For Curtis Pfeiffer, chief business officer at algo-trading tools provider Pragma, FX teams specifically are not only dealing with bad information but actually lack some of the data necessary to build machine learning-based trading models.
“I think we’re still in early phases for AI in the FX market,” Pfeiffer told Finance Magnates.
“Looking at the Refinitiv report, a lot of attention is being placed on using machine learning to analyse individual company data, which doesn’t generate actionable signals to power FX decision making, like it would in equities or fixed income.”
More money or better data?
If Refinitiv’s report is to be trusted, communicating these data problems to senior management is going to be an important part of solving them.
A survey carried out by the data provider found that data scientists rank poor quality data as the biggest hurdle to greater adoption of machine learning. For c-level executives, this was secondary to a lack of funding.
These two opinions may not actually contradict one another. C-level executives may think that more funding would equal better data. Thus, if funds are lacking to provide better data, then, for those senior executives, a lack of funds becomes the biggest barrier to machine learning adoption.
But if simply sinking more money into machine learning projects won’t improve data quality, then there’s no point in doing it.

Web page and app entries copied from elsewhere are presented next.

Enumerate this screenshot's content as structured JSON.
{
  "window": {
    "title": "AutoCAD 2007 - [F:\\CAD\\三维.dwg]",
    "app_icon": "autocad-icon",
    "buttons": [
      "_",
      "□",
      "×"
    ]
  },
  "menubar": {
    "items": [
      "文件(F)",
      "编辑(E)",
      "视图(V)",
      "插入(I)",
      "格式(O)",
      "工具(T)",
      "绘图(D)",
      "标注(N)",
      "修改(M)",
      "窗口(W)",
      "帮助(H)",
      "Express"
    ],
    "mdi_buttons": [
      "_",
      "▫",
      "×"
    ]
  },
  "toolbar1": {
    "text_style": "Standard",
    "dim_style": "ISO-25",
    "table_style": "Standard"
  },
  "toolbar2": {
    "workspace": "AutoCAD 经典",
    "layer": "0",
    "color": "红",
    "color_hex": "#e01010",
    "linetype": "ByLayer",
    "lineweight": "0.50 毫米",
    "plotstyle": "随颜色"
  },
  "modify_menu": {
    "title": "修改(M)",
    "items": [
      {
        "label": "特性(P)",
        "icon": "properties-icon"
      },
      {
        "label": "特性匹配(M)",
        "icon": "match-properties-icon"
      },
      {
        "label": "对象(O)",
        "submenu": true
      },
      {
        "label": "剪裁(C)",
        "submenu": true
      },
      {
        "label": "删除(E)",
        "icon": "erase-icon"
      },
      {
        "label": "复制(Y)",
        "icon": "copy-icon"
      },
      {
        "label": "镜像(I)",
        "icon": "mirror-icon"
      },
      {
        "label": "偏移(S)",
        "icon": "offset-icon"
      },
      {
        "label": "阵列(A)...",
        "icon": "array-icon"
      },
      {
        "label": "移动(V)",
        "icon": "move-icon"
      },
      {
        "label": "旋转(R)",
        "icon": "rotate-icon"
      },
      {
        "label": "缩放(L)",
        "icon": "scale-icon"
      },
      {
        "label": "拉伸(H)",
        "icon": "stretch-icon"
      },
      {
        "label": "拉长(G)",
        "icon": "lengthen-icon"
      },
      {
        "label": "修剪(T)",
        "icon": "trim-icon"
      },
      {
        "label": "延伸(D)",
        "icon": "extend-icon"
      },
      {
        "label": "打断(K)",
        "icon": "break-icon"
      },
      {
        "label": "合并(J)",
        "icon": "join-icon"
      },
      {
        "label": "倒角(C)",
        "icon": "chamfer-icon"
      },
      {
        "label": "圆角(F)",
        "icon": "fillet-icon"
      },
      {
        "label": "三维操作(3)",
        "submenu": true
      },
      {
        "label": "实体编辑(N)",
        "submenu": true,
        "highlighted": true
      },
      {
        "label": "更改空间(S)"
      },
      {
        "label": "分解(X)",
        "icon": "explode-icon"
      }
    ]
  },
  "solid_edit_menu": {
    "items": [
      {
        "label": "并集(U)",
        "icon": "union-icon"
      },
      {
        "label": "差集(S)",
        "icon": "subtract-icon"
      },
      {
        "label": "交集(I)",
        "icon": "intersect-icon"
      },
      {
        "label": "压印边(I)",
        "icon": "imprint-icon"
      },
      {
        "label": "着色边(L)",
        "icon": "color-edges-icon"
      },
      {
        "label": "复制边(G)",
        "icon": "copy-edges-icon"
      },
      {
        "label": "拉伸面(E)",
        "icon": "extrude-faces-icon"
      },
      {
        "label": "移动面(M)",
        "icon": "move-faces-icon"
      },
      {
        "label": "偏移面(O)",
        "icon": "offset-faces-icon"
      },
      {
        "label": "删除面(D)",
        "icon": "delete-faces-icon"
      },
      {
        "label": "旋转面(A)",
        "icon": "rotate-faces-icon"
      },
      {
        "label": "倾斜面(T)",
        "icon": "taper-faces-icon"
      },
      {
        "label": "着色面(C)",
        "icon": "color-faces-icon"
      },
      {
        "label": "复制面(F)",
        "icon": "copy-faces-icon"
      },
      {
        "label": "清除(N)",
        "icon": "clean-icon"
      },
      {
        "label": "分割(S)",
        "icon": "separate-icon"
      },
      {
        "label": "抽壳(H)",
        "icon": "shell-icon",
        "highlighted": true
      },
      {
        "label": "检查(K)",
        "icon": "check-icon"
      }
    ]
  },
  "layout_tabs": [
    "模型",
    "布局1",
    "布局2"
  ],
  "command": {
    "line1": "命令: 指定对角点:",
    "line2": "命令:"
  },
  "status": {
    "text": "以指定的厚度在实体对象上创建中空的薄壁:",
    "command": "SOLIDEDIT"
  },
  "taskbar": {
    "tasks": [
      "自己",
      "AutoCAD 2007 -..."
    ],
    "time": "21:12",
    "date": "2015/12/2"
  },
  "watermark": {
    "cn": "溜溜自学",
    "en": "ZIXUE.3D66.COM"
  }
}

In either case, Refinitiv’s report is indicative of what many people have been saying for a while – machine learning is coming but it’s going to take some time for the technology to start working at full capacity.